How Does Your
thought of trying to develop five types
of capital seems a bit much -- relax.
When you approach situations with the
right attitude, you'll find all your
capital increasing as you focus on
influence and not concerns. Below are
two examples of how that happens.
friend Jill recently lost her job as a
project manager, and she asked you for
help. You don't know of any job
openings, but you still want to help.
Use your social capital to check with
friends on Facebook to see if they know
of anything. Make sure you and Jill are
LinkedIn so she can benefit from your
contacts in her job search. If you're
volunteering somewhere to use and
improve your own skills, be sure to talk
with people there about leads for Jill.
By using your social and knowledge
capital you may be able to give Jill the
help she needs. In the process, you've
added to your own brand capital and
perhaps have even increased your social
capital through new contacts.
project manager at work is under
pressure to keep costs down and get more
done. You decide to do a payback
analysis on your current project to find
ways to use less money and get better
results. In the process, you check out
Facebook to talk about what you're doing
and see if anyone else has some ideas.
You also decide it's worth the
investment in an online payback analysis
class to be sure you're as up to date as
possible. Once again, you've used a few
different types of capital. By looking
to use less money, you're developing
your financial capital, by taking the
class you're increasing your knowledge
capital, by checking your social network
you're building that capital and by
getting better results with less money,
you're increasing your brand capital.
Building all five
types of capital is truly about focusing

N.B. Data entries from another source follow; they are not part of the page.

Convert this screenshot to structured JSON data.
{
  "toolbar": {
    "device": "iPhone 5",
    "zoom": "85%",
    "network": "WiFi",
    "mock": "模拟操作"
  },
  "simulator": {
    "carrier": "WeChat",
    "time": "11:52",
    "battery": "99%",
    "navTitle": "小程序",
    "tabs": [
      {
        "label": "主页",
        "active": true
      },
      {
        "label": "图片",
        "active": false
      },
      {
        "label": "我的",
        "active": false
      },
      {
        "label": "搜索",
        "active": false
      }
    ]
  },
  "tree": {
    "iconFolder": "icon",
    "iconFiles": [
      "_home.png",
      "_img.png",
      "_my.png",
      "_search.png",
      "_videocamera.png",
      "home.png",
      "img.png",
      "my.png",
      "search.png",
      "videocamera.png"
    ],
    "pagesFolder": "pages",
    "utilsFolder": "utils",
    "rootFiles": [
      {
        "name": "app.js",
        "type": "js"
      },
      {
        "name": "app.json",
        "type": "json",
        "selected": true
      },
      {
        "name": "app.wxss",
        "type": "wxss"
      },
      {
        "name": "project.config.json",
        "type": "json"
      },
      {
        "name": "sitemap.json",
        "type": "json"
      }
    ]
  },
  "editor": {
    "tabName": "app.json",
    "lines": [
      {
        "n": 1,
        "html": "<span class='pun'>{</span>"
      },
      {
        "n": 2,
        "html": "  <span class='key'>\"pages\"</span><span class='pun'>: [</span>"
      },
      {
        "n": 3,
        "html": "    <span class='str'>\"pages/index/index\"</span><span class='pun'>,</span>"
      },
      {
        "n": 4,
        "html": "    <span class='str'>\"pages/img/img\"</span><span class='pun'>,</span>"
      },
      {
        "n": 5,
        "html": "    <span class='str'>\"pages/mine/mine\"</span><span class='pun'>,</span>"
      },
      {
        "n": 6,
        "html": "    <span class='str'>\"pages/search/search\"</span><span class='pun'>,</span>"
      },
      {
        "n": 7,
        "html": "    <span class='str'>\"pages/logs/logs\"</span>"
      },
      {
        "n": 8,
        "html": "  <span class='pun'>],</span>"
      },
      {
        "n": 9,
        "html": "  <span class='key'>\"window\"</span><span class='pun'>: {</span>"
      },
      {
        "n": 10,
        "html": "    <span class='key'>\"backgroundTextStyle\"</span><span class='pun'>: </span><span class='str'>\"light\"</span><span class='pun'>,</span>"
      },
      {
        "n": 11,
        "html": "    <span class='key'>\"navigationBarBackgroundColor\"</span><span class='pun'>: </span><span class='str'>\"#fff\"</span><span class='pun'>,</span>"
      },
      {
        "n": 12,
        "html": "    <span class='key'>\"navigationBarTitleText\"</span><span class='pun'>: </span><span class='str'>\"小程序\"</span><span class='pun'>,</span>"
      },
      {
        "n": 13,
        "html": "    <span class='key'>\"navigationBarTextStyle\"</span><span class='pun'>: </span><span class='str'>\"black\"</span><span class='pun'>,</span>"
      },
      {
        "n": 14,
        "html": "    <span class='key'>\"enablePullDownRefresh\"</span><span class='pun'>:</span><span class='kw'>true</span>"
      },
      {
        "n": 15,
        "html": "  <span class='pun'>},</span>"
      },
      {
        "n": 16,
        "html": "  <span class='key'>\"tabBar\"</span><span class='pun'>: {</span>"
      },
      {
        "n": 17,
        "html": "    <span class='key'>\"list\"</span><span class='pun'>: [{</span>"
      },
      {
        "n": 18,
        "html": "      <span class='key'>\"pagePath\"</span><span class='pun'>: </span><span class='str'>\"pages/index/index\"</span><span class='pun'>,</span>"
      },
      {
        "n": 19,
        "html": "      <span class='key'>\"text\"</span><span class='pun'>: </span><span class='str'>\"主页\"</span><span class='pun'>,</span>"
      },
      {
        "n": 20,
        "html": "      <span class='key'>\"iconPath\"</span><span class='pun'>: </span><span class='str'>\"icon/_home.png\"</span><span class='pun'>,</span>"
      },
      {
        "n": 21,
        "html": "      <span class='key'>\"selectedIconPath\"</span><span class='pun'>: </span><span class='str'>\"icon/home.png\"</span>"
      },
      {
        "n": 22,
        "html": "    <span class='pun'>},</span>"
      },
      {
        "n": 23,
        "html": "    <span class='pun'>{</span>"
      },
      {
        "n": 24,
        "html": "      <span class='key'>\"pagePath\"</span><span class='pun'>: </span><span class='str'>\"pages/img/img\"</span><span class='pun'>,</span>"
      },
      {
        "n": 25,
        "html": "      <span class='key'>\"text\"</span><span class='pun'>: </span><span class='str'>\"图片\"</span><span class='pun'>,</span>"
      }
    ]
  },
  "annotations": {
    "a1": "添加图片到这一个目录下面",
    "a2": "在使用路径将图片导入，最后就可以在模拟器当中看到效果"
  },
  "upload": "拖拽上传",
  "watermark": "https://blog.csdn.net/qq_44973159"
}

on influence and not concerns. Learn
more about your capital in this month's
Capital Isn't Just Cash, and this
Know How Network.